Beginning at the line that contains "What's the underlying" and ending at the last line of the records below, retype each line exactly and add nothing.

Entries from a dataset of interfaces

§

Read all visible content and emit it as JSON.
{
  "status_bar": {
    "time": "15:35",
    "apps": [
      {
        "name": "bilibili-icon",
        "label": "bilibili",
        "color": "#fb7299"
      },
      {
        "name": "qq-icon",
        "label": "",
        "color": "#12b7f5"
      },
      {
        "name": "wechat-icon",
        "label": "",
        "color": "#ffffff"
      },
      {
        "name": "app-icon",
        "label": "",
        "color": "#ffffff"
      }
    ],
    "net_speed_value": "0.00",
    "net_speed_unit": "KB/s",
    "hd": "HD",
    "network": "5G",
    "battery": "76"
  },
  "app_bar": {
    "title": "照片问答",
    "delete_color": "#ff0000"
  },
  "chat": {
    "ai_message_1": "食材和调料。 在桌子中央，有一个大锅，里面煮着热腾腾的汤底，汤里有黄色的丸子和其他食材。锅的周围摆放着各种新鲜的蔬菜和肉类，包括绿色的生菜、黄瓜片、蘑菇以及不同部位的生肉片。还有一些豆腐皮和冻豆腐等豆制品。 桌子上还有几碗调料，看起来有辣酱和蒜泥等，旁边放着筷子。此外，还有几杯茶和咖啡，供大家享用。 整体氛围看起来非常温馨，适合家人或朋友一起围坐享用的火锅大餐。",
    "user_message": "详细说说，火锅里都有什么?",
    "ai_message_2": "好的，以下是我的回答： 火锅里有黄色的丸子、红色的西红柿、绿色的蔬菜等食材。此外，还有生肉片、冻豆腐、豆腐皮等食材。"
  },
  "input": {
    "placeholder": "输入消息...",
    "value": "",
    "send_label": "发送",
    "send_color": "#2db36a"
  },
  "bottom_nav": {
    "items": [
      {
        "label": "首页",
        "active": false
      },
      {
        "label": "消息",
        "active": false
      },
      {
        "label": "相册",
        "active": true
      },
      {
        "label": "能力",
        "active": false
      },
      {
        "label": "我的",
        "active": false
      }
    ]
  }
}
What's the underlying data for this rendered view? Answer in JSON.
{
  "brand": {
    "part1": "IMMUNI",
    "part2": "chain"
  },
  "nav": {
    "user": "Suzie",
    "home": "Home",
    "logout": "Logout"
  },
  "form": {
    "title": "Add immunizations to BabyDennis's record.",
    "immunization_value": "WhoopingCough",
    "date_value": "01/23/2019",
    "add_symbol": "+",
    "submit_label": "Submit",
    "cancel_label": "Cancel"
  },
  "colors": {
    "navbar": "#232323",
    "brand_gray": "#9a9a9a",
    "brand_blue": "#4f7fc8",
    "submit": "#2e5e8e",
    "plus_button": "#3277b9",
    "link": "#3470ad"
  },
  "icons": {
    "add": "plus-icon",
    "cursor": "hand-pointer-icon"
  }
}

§

- _Finished task_:
What's the underlying data for this rendered view? Answer in JSON.
{
  "brand": {
    "part1": "IMMUNI",
    "part2": "chain"
  },
  "nav": {
    "user": "Suzie",
    "home": "Home",
    "logout": "Logout"
  },
  "form": {
    "title": "Add immunizations to BabyDennis's record.",
    "immunization_value": "WhoopingCough",
    "date_value": "01/23/2019",
    "add_symbol": "+",
    "submit_label": "Submit",
    "cancel_label": "Cancel"
  },
  "colors": {
    "navbar": "#232323",
    "brand_gray": "#9a9a9a",
    "brand_blue": "#4f7fc8",
    "submit": "#2e5e8e",
    "plus_button": "#3277b9",
    "link": "#3470ad"
  },
  "icons": {
    "add": "plus-icon",
    "cursor": "hand-pointer-icon"
  }
}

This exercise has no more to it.